# [WORK TO BE COMPLETED]
Please print the records below exactly as they are.

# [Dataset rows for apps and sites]
-=-=-

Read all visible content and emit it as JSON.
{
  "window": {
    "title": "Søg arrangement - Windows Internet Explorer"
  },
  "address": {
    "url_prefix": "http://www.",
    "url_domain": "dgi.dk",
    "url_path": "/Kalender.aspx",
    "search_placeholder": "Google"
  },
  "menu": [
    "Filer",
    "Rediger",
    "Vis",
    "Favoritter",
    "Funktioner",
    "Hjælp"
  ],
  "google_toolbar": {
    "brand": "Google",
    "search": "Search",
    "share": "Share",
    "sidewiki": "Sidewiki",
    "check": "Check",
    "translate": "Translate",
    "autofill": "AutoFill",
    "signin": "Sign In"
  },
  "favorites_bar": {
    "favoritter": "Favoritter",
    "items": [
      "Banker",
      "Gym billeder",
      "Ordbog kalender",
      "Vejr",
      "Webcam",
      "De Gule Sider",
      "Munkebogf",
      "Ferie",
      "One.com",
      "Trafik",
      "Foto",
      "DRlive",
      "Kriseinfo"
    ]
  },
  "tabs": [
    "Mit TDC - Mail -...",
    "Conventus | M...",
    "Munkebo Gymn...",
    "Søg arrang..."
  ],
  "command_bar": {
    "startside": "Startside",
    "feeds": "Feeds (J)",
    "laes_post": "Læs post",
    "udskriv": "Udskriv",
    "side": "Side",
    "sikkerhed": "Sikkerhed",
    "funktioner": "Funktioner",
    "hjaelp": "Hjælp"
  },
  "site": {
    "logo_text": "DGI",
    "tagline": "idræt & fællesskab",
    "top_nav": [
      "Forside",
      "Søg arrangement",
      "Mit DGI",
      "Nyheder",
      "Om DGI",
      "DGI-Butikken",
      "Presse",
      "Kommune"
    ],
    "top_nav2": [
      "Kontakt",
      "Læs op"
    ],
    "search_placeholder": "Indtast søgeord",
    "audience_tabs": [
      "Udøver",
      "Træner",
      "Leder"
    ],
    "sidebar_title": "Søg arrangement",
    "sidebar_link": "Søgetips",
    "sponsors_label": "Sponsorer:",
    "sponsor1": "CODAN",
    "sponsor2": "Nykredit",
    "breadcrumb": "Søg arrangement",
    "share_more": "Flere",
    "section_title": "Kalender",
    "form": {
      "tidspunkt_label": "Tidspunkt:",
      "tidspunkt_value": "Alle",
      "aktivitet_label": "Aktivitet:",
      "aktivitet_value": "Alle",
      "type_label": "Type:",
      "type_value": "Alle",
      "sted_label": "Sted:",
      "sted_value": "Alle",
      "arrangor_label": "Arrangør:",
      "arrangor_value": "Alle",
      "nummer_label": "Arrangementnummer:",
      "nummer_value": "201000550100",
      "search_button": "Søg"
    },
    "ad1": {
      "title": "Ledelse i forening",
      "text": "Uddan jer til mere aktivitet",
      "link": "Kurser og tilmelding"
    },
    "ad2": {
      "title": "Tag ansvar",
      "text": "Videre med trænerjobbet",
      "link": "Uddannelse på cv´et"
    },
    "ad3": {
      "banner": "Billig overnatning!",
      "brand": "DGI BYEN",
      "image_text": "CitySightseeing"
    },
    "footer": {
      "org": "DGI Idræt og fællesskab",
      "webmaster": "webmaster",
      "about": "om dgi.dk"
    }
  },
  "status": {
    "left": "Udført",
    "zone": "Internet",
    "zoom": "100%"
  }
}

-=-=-

# [ANSWER TO THIS PROBLEM]
Read all visible content and emit it as JSON.
{
  "window": {
    "title": "Søg arrangement - Windows Internet Explorer"
  },
  "address": {
    "url_prefix": "http://www.",
    "url_domain": "dgi.dk",
    "url_path": "/Kalender.aspx",
    "search_placeholder": "Google"
  },
  "menu": [
    "Filer",
    "Rediger",
    "Vis",
    "Favoritter",
    "Funktioner",
    "Hjælp"
  ],
  "google_toolbar": {
    "brand": "Google",
    "search": "Search",
    "share": "Share",
    "sidewiki": "Sidewiki",
    "check": "Check",
    "translate": "Translate",
    "autofill": "AutoFill",
    "signin": "Sign In"
  },
  "favorites_bar": {
    "favoritter": "Favoritter",
    "items": [
      "Banker",
      "Gym billeder",
      "Ordbog kalender",
      "Vejr",
      "Webcam",
      "De Gule Sider",
      "Munkebogf",
      "Ferie",
      "One.com",
      "Trafik",
      "Foto",
      "DRlive",
      "Kriseinfo"
    ]
  },
  "tabs": [
    "Mit TDC - Mail -...",
    "Conventus | M...",
    "Munkebo Gymn...",
    "Søg arrang..."
  ],
  "command_bar": {
    "startside": "Startside",
    "feeds": "Feeds (J)",
    "laes_post": "Læs post",
    "udskriv": "Udskriv",
    "side": "Side",
    "sikkerhed": "Sikkerhed",
    "funktioner": "Funktioner",
    "hjaelp": "Hjælp"
  },
  "site": {
    "logo_text": "DGI",
    "tagline": "idræt & fællesskab",
    "top_nav": [
      "Forside",
      "Søg arrangement",
      "Mit DGI",
      "Nyheder",
      "Om DGI",
      "DGI-Butikken",
      "Presse",
      "Kommune"
    ],
    "top_nav2": [
      "Kontakt",
      "Læs op"
    ],
    "search_placeholder": "Indtast søgeord",
    "audience_tabs": [
      "Udøver",
      "Træner",
      "Leder"
    ],
    "sidebar_title": "Søg arrangement",
    "sidebar_link": "Søgetips",
    "sponsors_label": "Sponsorer:",
    "sponsor1": "CODAN",
    "sponsor2": "Nykredit",
    "breadcrumb": "Søg arrangement",
    "share_more": "Flere",
    "section_title": "Kalender",
    "form": {
      "tidspunkt_label": "Tidspunkt:",
      "tidspunkt_value": "Alle",
      "aktivitet_label": "Aktivitet:",
      "aktivitet_value": "Alle",
      "type_label": "Type:",
      "type_value": "Alle",
      "sted_label": "Sted:",
      "sted_value": "Alle",
      "arrangor_label": "Arrangør:",
      "arrangor_value": "Alle",
      "nummer_label": "Arrangementnummer:",
      "nummer_value": "201000550100",
      "search_button": "Søg"
    },
    "ad1": {
      "title": "Ledelse i forening",
      "text": "Uddan jer til mere aktivitet",
      "link": "Kurser og tilmelding"
    },
    "ad2": {
      "title": "Tag ansvar",
      "text": "Videre med trænerjobbet",
      "link": "Uddannelse på cv´et"
    },
    "ad3": {
      "banner": "Billig overnatning!",
      "brand": "DGI BYEN",
      "image_text": "CitySightseeing"
    },
    "footer": {
      "org": "DGI Idræt og fællesskab",
      "webmaster": "webmaster",
      "about": "om dgi.dk"
    }
  },
  "status": {
    "left": "Udført",
    "zone": "Internet",
    "zoom": "100%"
  }
}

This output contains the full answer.